- _HOW TO COMPLETE THIS TASK_
Your answer should consist of the lines below that hold the word "help".

★ ★ ★ ★

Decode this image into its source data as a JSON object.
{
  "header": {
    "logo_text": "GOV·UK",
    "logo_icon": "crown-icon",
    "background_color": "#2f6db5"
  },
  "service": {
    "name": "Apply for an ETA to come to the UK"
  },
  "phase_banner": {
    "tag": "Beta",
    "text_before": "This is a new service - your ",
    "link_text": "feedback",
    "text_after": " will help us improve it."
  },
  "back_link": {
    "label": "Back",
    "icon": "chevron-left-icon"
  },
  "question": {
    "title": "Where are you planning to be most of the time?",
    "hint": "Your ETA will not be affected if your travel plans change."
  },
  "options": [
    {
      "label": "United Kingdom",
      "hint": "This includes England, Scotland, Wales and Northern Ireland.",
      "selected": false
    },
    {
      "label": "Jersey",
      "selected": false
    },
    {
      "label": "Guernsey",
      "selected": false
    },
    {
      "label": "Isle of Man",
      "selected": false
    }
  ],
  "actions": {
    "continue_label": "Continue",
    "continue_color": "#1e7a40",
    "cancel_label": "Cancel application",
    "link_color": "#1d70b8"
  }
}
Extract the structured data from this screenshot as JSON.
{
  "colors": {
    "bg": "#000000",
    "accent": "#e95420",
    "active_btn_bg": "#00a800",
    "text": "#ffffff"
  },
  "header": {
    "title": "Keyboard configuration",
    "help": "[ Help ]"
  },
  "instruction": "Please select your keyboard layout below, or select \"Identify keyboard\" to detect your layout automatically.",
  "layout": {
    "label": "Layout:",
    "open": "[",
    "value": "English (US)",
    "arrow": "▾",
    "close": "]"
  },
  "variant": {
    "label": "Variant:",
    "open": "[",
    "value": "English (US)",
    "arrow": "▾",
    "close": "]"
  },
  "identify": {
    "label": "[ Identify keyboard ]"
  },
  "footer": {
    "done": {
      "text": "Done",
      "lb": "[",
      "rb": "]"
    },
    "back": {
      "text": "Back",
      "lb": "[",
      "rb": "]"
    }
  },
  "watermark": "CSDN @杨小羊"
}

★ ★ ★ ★

- _TASK RESULT_
    "text_after": " will help us improve it."
    "help": "[ Help ]"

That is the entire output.